“More room for people escaping,” Vlad said as they loaded the van.
The men filled the van going out and Vlad would leave several of them behind each trip to help protect the locals.
“All men in the East fighting. The women are left with children and old women.” Olga’s husband Andre told us.
We stayed too busy to worry about the group of people taking food and medical supplies. We had more than 100 refugees each night.
“People in many countries send money and we can buy what food is in warehouses.” Olga smiled as she stirred another pot of cabbage soup.
“I heard that places like travel sites, churches, community groups are all gathering funds.” I said to my husband who ran all the errands and did the heavy lifting.
“Yes, Dmitre told me that Ukraine is hanging by a thread.” My husband’s shoulders slumped.
“What is the world waiting for?” I said in frustration.
“Some countries think Ukraine should just cave in and cease to be Ukraine.” His eyes narrowed.
We both knew there would be many women and children for sale and most men dead if that happened.
I wanted to scream at the injustice…
“I need to go back to 1991.” I said quietly.
“I’m out of medical supplies. The Portal must know we need to get back.”
“We could use other supplies as well.” My husband wasn’t specific but I was thinking grenades. “Let’s wait for Vlad…”

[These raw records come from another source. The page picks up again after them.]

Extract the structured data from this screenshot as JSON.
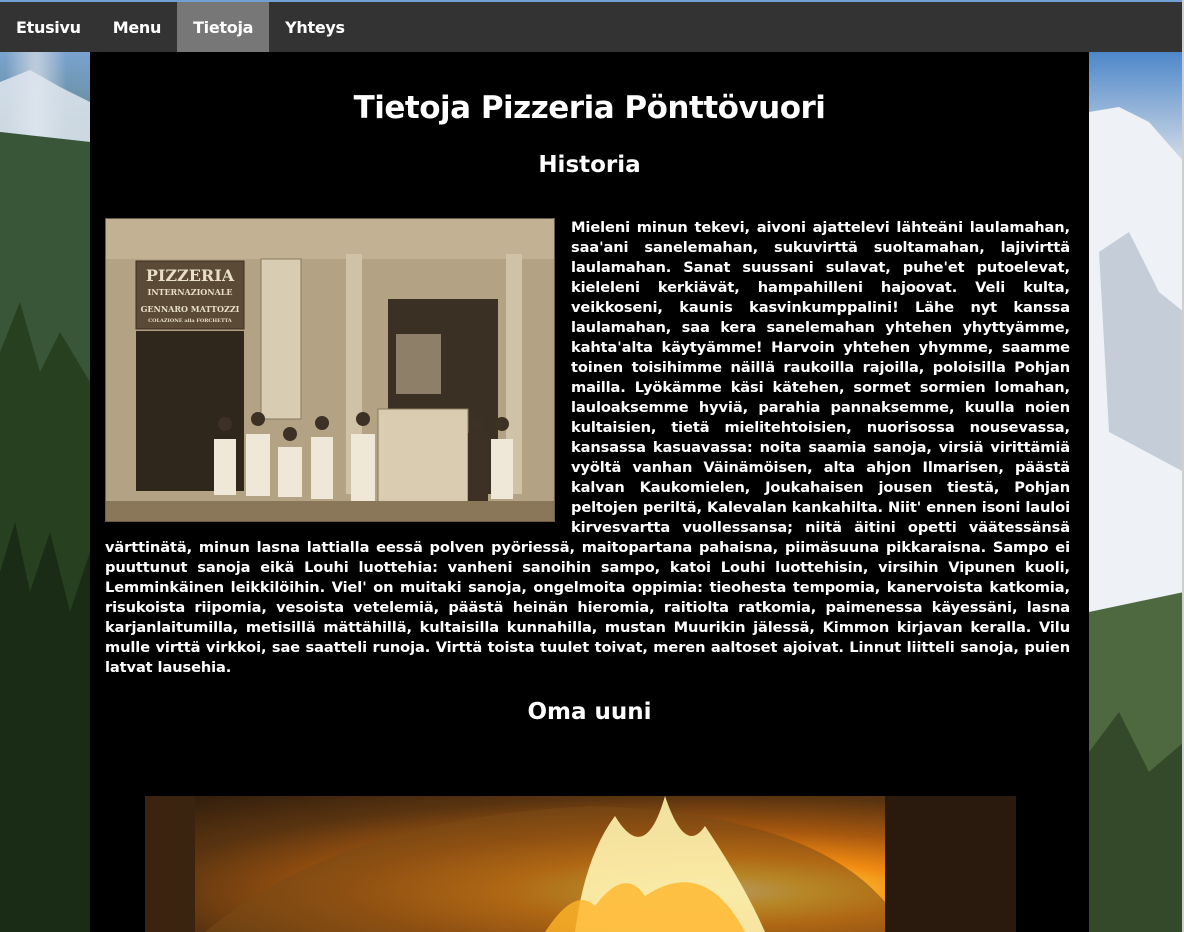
{
  "nav": {
    "items": [
      {
        "label": "Etusivu",
        "active": false
      },
      {
        "label": "Menu",
        "active": false
      },
      {
        "label": "Tietoja",
        "active": true
      },
      {
        "label": "Yhteys",
        "active": false
      }
    ],
    "background": "#333333",
    "active_background": "#777777"
  },
  "page": {
    "title": "Tietoja Pizzeria Pönttövuori",
    "historia_heading": "Historia",
    "historia_text": "Mieleni minun tekevi, aivoni ajattelevi lähteäni laulamahan, saa'ani sanelemahan, sukuvirttä suoltamahan, lajivirttä laulamahan. Sanat suussani sulavat, puhe'et putoelevat, kieleleni kerkiävät, hampahilleni hajoovat. Veli kulta, veikkoseni, kaunis kasvinkumppalini! Lähe nyt kanssa laulamahan, saa kera sanelemahan yhtehen yhyttyämme, kahta'alta käytyämme! Harvoin yhtehen yhymme, saamme toinen toisihimme näillä raukoilla rajoilla, poloisilla Pohjan mailla. Lyökämme käsi kätehen, sormet sormien lomahan, lauloaksemme hyviä, parahia pannaksemme, kuulla noien kultaisien, tietä mielitehtoisien, nuorisossa nousevassa, kansassa kasuavassa: noita saamia sanoja, virsiä virittämiä vyöltä vanhan Väinämöisen, alta ahjon Ilmarisen, päästä kalvan Kaukomielen, Joukahaisen jousen tiestä, Pohjan peltojen periltä, Kalevalan kankahilta. Niit' ennen isoni lauloi kirvesvartta vuollessansa; niitä äitini opetti väätessänsä värttinätä, minun lasna lattialla eessä polven pyöriessä, maitopartana pahaisna, piimäsuuna pikkaraisna. Sampo ei puuttunut sanoja eikä Louhi luottehia: vanheni sanoihin sampo, katoi Louhi luottehisin, virsihin Vipunen kuoli, Lemminkäinen leikkilöihin. Viel' on muitaki sanoja, ongelmoita oppimia: tieohesta tempomia, kanervoista katkomia, risukoista riipomia, vesoista vetelemiä, päästä heinän hieromia, raitiolta ratkomia, paimenessa käyessäni, lasna karjanlaitumilla, metisillä mättähillä, kultaisilla kunnahilla, mustan Muurikin jälessä, Kimmon kirjavan keralla. Vilu mulle virttä virkkoi, sae saatteli runoja. Virttä toista tuulet toivat, meren aaltoset ajoivat. Linnut liitteli sanoja, puien latvat lausehia.",
    "photo_sign_line1": "PIZZERIA",
    "photo_sign_line2": "INTERNAZIONALE",
    "photo_sign_line3": "GENNARO MATTOZZI",
    "photo_sign_line4": "COLAZIONE alla FORCHETTA",
    "oven_heading": "Oma uuni"
  }
}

Vlad agreed with us. “Portal knows you. Go.”
We tried to clean up as best we could and also wore Ukrainian clothing. I had a scarf on my head, an old grey skirt and old shoes. My husband had a worker’s uniform on.
When we went into the Passage, we noticed people sleeping on the floor, mothers holding their tired children and very few men. No one so much as turned their head when we walked in. We just looked like another tired couple.
I wanted to go to our room, but the risk was too great. We went to our clock on the third floor and went back down the stairs to the second floor at exactly 3 pm. The carpet was dirty and the design was almost covered in debris, but it was still visible.
“Let’s hope this works.” My husband held my hand with expectation.
I held my breath. Then I said just above a whisper, “We really need to enter.”
For a second, I thought I heard Valeria’s voice say “locked” but I couldn’t be sure.
As we left the Passage, the one thing I noticed was the guy who watched us and the surroundings like a hawk wasn’t there.
“I’m worried.” I said to my husband whose face registered the same emotion.
Thank you to the A to Z community and each blogger that joins in April.
This on-going story for A to Z challenge 2022 was originally written in 2007 in Odessa, Ukraine. I’ve tweeked it to arrive in 2022 but the elements of a multiaccess portal and a war (the original story had multiple wars) are original. The Passage that is central to this story is a real hotel built in 1880s. She’s seen alot of history stomp through her doors and I could feel the past while I lived there. I hope you see the tenacity of the Ukrainian people through this attempt to honor their bravery. The story about the shot up car and the people is one of many stories we got from friends helping people escape Mariople.